One of the best ways we can do this is through music. There’s a hymn called “Holy, Holy, Holy” that I’m sure you all know. We’ll actually sing it together later in the service. But for right now, I’d like us to listen to a version of this hymn recorded by Audrey Assad and take these few minutes to revel in wonder at our Triune God.
[Check out the song here]
Now, let me confuse you a little bit more. Talking about the Trinity is so difficult that theologians had to create a new word, and I want to teach it to you. The word is Perichoresis. Can you say that? Perichoresis. It’s a Greek word that we can use to describe the relationship of God to Godself, the relationship between each person of the Trinity-the relational ties between the Father, Son, and Holy Spirit. It means that there is a mutual indwelling of the persons of the Trinity, that each person of the Trinity-the Father, Son, and Spirit-is an individual entity, but they all share in the life of the other two persons so closely that they become one God, without losing their individual natures.
But here’s the crazy truth of today.
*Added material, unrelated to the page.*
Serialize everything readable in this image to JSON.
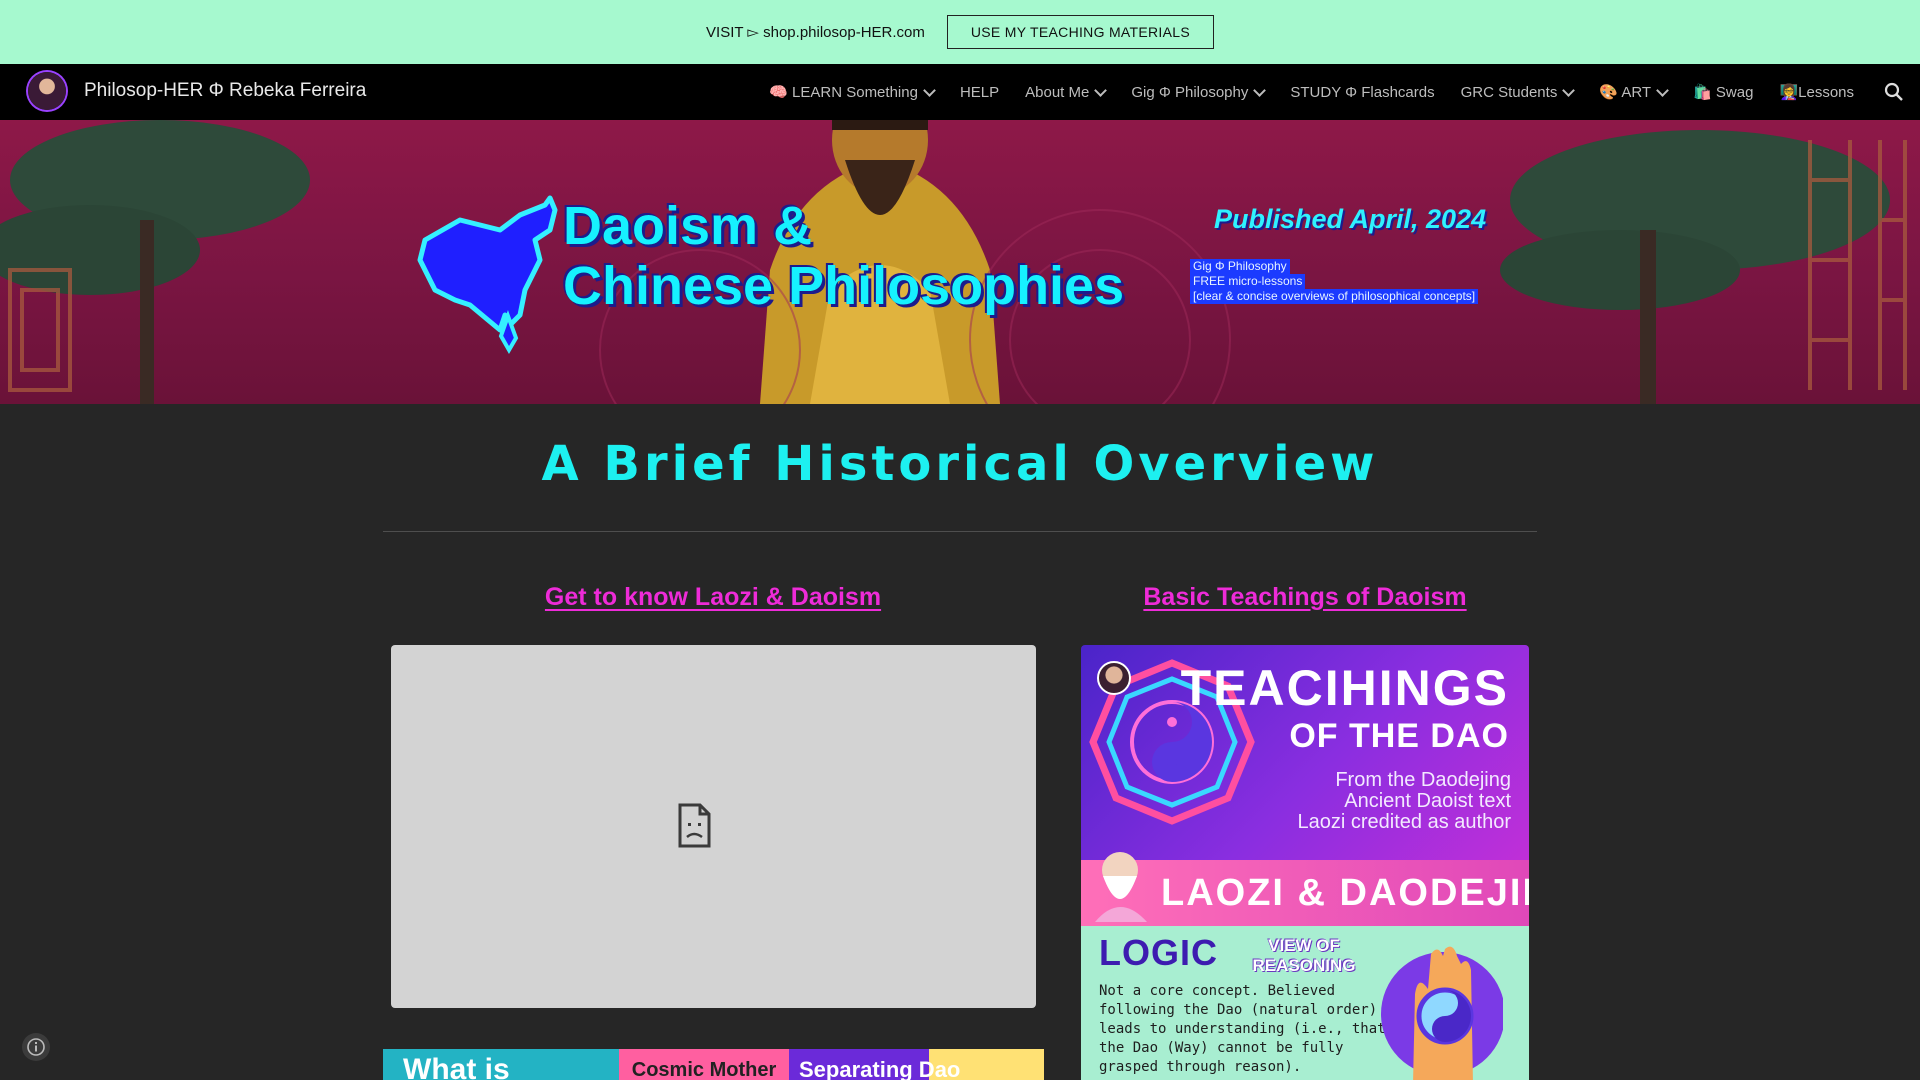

This is what I really want you to understand: our God exists in community. We worship one God, but that God is not alone. Our one God is a community of persons.
Do you know what that means? We have been created, saved, and are being transformed by this same God who lives in community. Therefore, we are called into the same kind of life.
God’s own being is community, and this could be a model for us in our own communities. It could show us how to be a community that defines itself by its own diversity instead of forcing everyone to be the same and driving out those who are different. It could show us how to live a life of deep community instead of living as a group of individuals.
Our mysterious and incomprehensible Triune God calls us to a life of radical community. The Trinity calls us to realize that we are not solitary beings, floating through life on our own. We are connected to each and every person in this room, in our community, and in this world.
I am because we are. Can you say that with me? I am because we are. Now everybody turn to the person next to you and say it.
Realize what a profound statement we are saying. I am because we are. I live because we live. You exist because the person sitting next to you in the pew exists. Do you hear how profound that is?
That’s the truth we take out into the world on Trinity Sunday. Because this is true everywhere.
Just think about it: what would it look like for you to take this truth out into the world? How would that change your interactions with everyone around you?
If you can, imagine that you’re at work and a coworker or your boss or a client or partner or somebody is really getting on your nerves. What if you said to yourself “I am because they are. I exist because they exist.”
Imagine yourself at home. Your spouse or your parents or your kids or your siblings are rubbing you the wrong way and you feel an argument brewing. What if you paused and said to yourself, “I am because they are. I live because they live”?
Picture in your mind someone you really don’t like. We all have them-someone who will get on our nerves, who will make us angry, someone who has a tendency to drive our blood pressure up just by walking into the room. I have people like this in my life, I’m sure you do to. What if the next time you saw them, you said “I am because you are”? How would that change you?
I challenge you this week with this. Go through your life with that phrase as your mantra. I am because you are. Everyone you see-I am because they are.
We believe in a God whose very existence is in community, a God who exists as three persons in one God.
Maybe the reason we have such a hard time understanding this God is because we have no example on this earth of a community that is so deep and so loving and so caring and so intimate as God is in Godself. We long for this kind of community. We know that we are better together. But we are separated from each other.
What if we went through life with that as our guiding phrase? I am because you are. How deep of a community could we create? How close would we get to each other.
Our God exists in this type of community and can give us the ability to say that phrase – I am because you are – and mean it, and follow it.